(Work to complete): Your response should consist of the records below, repeated exactly.

(Supplied material):
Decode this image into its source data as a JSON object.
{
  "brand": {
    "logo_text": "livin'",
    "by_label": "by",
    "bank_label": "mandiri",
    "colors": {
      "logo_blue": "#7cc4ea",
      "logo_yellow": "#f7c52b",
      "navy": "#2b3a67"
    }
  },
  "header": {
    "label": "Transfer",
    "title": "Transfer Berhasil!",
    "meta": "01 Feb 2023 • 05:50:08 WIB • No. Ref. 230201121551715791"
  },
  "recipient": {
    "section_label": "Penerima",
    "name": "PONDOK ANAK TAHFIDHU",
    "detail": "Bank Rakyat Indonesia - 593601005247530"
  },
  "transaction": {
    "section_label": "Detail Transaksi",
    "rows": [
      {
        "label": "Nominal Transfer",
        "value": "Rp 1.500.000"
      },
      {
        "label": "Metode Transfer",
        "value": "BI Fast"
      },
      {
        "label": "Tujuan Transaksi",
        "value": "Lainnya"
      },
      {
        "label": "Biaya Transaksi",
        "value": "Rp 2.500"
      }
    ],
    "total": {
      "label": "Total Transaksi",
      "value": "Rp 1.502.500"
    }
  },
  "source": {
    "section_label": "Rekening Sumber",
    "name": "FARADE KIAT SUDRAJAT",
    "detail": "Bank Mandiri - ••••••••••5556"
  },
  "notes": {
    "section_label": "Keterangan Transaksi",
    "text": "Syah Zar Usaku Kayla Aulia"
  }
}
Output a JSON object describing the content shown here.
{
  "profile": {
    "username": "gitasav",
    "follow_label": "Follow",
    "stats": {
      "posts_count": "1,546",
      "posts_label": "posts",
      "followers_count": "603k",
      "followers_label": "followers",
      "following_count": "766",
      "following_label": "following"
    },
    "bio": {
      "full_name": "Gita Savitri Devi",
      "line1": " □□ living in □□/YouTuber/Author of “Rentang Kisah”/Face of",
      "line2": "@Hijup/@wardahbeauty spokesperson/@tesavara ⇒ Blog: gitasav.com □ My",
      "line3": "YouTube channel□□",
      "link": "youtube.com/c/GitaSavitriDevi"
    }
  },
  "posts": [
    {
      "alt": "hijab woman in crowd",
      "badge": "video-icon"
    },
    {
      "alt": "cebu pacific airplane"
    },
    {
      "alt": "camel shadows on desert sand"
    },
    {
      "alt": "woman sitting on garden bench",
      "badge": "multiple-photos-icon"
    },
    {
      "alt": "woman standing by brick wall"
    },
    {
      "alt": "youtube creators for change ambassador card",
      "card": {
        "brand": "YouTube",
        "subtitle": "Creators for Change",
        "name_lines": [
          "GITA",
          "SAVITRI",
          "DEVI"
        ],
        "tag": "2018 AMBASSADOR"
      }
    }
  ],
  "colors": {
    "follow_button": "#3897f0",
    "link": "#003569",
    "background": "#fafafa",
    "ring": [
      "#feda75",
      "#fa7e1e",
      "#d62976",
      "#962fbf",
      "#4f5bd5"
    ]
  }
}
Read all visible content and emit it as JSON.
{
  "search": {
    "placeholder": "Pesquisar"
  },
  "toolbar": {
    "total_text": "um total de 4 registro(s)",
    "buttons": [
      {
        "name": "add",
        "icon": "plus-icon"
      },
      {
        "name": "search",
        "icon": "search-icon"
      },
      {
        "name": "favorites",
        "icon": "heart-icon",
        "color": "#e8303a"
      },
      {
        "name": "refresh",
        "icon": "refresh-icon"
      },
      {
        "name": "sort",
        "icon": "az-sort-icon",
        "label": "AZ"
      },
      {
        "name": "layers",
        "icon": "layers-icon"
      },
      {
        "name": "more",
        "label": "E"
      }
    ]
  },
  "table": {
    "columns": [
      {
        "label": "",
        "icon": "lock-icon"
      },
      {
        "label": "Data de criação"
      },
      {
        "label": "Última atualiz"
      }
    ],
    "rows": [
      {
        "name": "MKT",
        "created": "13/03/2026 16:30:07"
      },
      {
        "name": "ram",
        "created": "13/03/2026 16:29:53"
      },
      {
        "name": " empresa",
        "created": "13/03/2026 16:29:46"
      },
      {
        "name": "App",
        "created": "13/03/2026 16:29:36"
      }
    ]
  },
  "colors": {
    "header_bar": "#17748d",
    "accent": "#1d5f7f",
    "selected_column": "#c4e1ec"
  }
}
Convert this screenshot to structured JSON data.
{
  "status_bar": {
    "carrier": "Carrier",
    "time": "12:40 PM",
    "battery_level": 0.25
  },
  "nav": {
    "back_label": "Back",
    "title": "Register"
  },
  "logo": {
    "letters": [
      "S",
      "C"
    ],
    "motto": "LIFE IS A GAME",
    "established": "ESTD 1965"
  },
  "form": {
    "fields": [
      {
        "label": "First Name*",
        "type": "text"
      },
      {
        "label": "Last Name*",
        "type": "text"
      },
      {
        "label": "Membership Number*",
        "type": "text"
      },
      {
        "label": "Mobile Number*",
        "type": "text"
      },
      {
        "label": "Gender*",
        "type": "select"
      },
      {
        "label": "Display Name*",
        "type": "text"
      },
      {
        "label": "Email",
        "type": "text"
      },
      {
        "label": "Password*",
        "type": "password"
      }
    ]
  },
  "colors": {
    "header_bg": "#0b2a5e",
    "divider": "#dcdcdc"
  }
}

(Answer space):
Decode this image into its source data as a JSON object.
{
  "brand": {
    "logo_text": "livin'",
    "by_label": "by",
    "bank_label": "mandiri",
    "colors": {
      "logo_blue": "#7cc4ea",
      "logo_yellow": "#f7c52b",
      "navy": "#2b3a67"
    }
  },
  "header": {
    "label": "Transfer",
    "title": "Transfer Berhasil!",
    "meta": "01 Feb 2023 • 05:50:08 WIB • No. Ref. 230201121551715791"
  },
  "recipient": {
    "section_label": "Penerima",
    "name": "PONDOK ANAK TAHFIDHU",
    "detail": "Bank Rakyat Indonesia - 593601005247530"
  },
  "transaction": {
    "section_label": "Detail Transaksi",
    "rows": [
      {
        "label": "Nominal Transfer",
        "value": "Rp 1.500.000"
      },
      {
        "label": "Metode Transfer",
        "value": "BI Fast"
      },
      {
        "label": "Tujuan Transaksi",
        "value": "Lainnya"
      },
      {
        "label": "Biaya Transaksi",
        "value": "Rp 2.500"
      }
    ],
    "total": {
      "label": "Total Transaksi",
      "value": "Rp 1.502.500"
    }
  },
  "source": {
    "section_label": "Rekening Sumber",
    "name": "FARADE KIAT SUDRAJAT",
    "detail": "Bank Mandiri - ••••••••••5556"
  },
  "notes": {
    "section_label": "Keterangan Transaksi",
    "text": "Syah Zar Usaku Kayla Aulia"
  }
}
Output a JSON object describing the content shown here.
{
  "profile": {
    "username": "gitasav",
    "follow_label": "Follow",
    "stats": {
      "posts_count": "1,546",
      "posts_label": "posts",
      "followers_count": "603k",
      "followers_label": "followers",
      "following_count": "766",
      "following_label": "following"
    },
    "bio": {
      "full_name": "Gita Savitri Devi",
      "line1": " □□ living in □□/YouTuber/Author of “Rentang Kisah”/Face of",
      "line2": "@Hijup/@wardahbeauty spokesperson/@tesavara ⇒ Blog: gitasav.com □ My",
      "line3": "YouTube channel□□",
      "link": "youtube.com/c/GitaSavitriDevi"
    }
  },
  "posts": [
    {
      "alt": "hijab woman in crowd",
      "badge": "video-icon"
    },
    {
      "alt": "cebu pacific airplane"
    },
    {
      "alt": "camel shadows on desert sand"
    },
    {
      "alt": "woman sitting on garden bench",
      "badge": "multiple-photos-icon"
    },
    {
      "alt": "woman standing by brick wall"
    },
    {
      "alt": "youtube creators for change ambassador card",
      "card": {
        "brand": "YouTube",
        "subtitle": "Creators for Change",
        "name_lines": [
          "GITA",
          "SAVITRI",
          "DEVI"
        ],
        "tag": "2018 AMBASSADOR"
      }
    }
  ],
  "colors": {
    "follow_button": "#3897f0",
    "link": "#003569",
    "background": "#fafafa",
    "ring": [
      "#feda75",
      "#fa7e1e",
      "#d62976",
      "#962fbf",
      "#4f5bd5"
    ]
  }
}
Read all visible content and emit it as JSON.
{
  "search": {
    "placeholder": "Pesquisar"
  },
  "toolbar": {
    "total_text": "um total de 4 registro(s)",
    "buttons": [
      {
        "name": "add",
        "icon": "plus-icon"
      },
      {
        "name": "search",
        "icon": "search-icon"
      },
      {
        "name": "favorites",
        "icon": "heart-icon",
        "color": "#e8303a"
      },
      {
        "name": "refresh",
        "icon": "refresh-icon"
      },
      {
        "name": "sort",
        "icon": "az-sort-icon",
        "label": "AZ"
      },
      {
        "name": "layers",
        "icon": "layers-icon"
      },
      {
        "name": "more",
        "label": "E"
      }
    ]
  },
  "table": {
    "columns": [
      {
        "label": "",
        "icon": "lock-icon"
      },
      {
        "label": "Data de criação"
      },
      {
        "label": "Última atualiz"
      }
    ],
    "rows": [
      {
        "name": "MKT",
        "created": "13/03/2026 16:30:07"
      },
      {
        "name": "ram",
        "created": "13/03/2026 16:29:53"
      },
      {
        "name": " empresa",
        "created": "13/03/2026 16:29:46"
      },
      {
        "name": "App",
        "created": "13/03/2026 16:29:36"
      }
    ]
  },
  "colors": {
    "header_bar": "#17748d",
    "accent": "#1d5f7f",
    "selected_column": "#c4e1ec"
  }
}
Convert this screenshot to structured JSON data.
{
  "status_bar": {
    "carrier": "Carrier",
    "time": "12:40 PM",
    "battery_level": 0.25
  },
  "nav": {
    "back_label": "Back",
    "title": "Register"
  },
  "logo": {
    "letters": [
      "S",
      "C"
    ],
    "motto": "LIFE IS A GAME",
    "established": "ESTD 1965"
  },
  "form": {
    "fields": [
      {
        "label": "First Name*",
        "type": "text"
      },
      {
        "label": "Last Name*",
        "type": "text"
      },
      {
        "label": "Membership Number*",
        "type": "text"
      },
      {
        "label": "Mobile Number*",
        "type": "text"
      },
      {
        "label": "Gender*",
        "type": "select"
      },
      {
        "label": "Display Name*",
        "type": "text"
      },
      {
        "label": "Email",
        "type": "text"
      },
      {
        "label": "Password*",
        "type": "password"
      }
    ]
  },
  "colors": {
    "header_bg": "#0b2a5e",
    "divider": "#dcdcdc"
  }
}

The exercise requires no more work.